India is a country of many religions, languages and cultures. It is diverse in its nature and has a number of tourist attractions: be it the snow-capped mountains in the north or the golden beaches in the south, India is home to countless places of interest.

India became independent from the rule of Britain in 1947. Since then, it has made great strides towards becoming a modern nation. Today, India has a population of 1 billion people. It is also a nuclear power and one of the world’s fastest growing economies, with an annual GDP growth rate of around 8%.

India’s capital is New Delhi, which is situated in the north of India. Other major cities are Calcutta (Kolkata), Mumbai (Bombay) and Chennai (Madras). The official language is Hindi and English, although there are 14 other languages recognized by the constitution.

The majority of the population are Hindus; other major religions include Islam, Christianity and Buddhism. Indian culture includes a rich history dating back over 5 millennia but also embraces modern trends in science and technology.

India is a country that boasts of rich culture and heritage. While India is known for its ancient traditions and customs, it is also a country that embraces modernity. In fact, in some parts of the country, modernization has entered every sphere of life.

Today, we can find villages with electricity and concrete houses. We can also find tourists from all over the world taking selfies in front of the Taj Mahal. There are farmers who are using tractors to plough their fields and there are others who use bullock carts. So, in a way we can say that modernization has arrived at our doorsteps but it has not been fully embraced by all Indians.

In a country like India where people have different religious beliefs, customs, traditions and values to guide their thinking and actions; we cannot expect everyone to embrace modernization wholeheartedly. For example, while we have schools that teach children English and trains that run on electricity; we also have elites who do not send their children to such schools because they want them to learn Indian culture and tradition as well as English language.
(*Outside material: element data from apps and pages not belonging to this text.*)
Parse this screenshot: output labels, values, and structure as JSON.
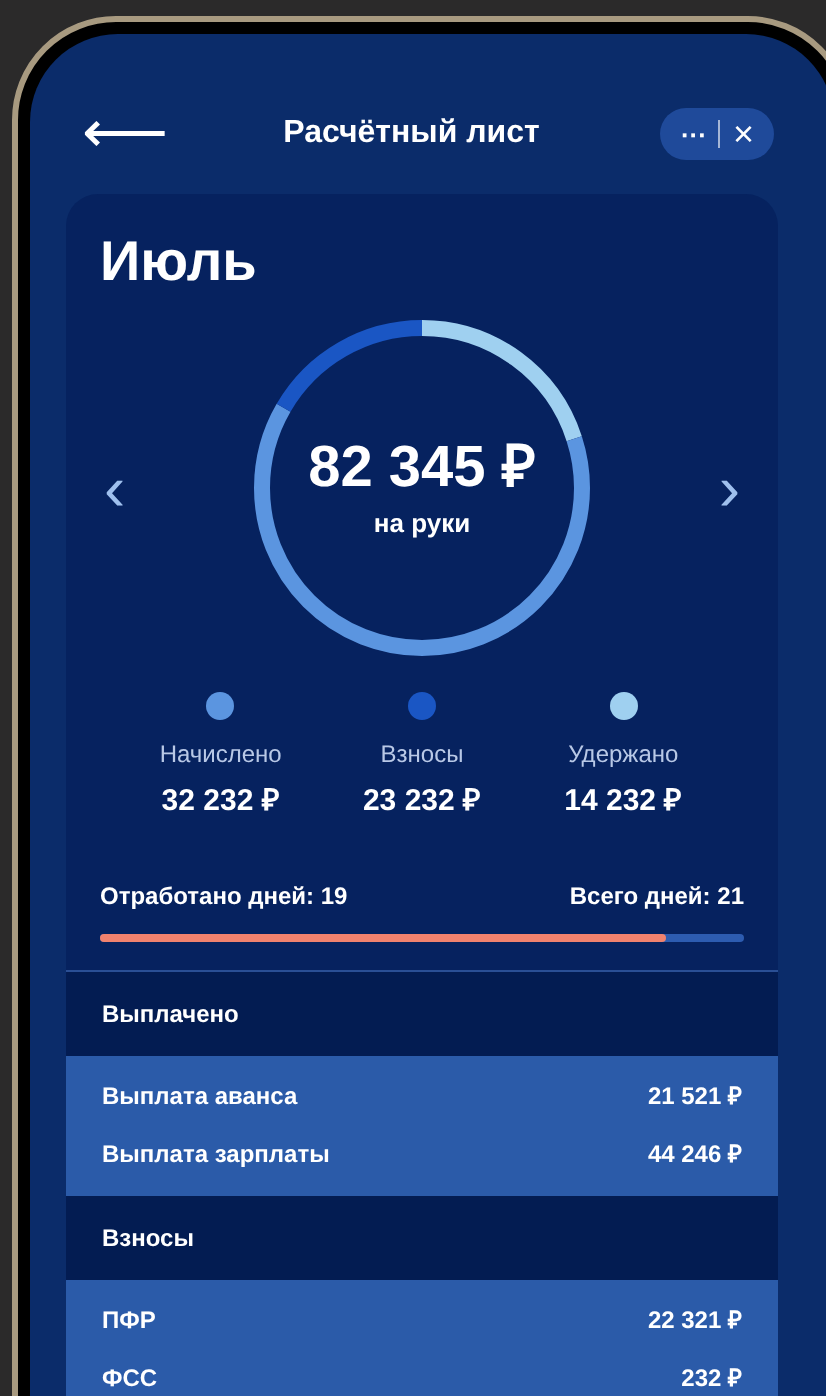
{
  "header": {
    "back": "⟵",
    "title": "Расчётный лист",
    "menu": "···",
    "close": "×"
  },
  "summary": {
    "month": "Июль",
    "total": "82 345 ₽",
    "total_caption": "на руки",
    "prev": "‹",
    "next": "›",
    "legend": [
      {
        "label": "Начислено",
        "value": "32 232 ₽",
        "color": "#5b95e0"
      },
      {
        "label": "Взносы",
        "value": "23 232 ₽",
        "color": "#1a56c4"
      },
      {
        "label": "Удержано",
        "value": "14 232 ₽",
        "color": "#9fd0f0"
      }
    ],
    "days": {
      "worked": "Отработано дней: 19",
      "total": "Всего дней: 21",
      "level": 0.88
    }
  },
  "sections": [
    {
      "title": "Выплачено",
      "rows": [
        {
          "label": "Выплата аванса",
          "value": "21 521 ₽"
        },
        {
          "label": "Выплата зарплаты",
          "value": "44 246 ₽"
        }
      ]
    },
    {
      "title": "Взносы",
      "rows": [
        {
          "label": "ПФР",
          "value": "22 321 ₽"
        },
        {
          "label": "ФСС",
          "value": "232 ₽"
        }
      ]
    }
  ]
}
Even though India as a country is making efforts for its overall development, many people do not want to be part of the change because they feel comfortable living in the old ways of doing things. They

Similar Posts

Leave a Reply

Your email address will not be published.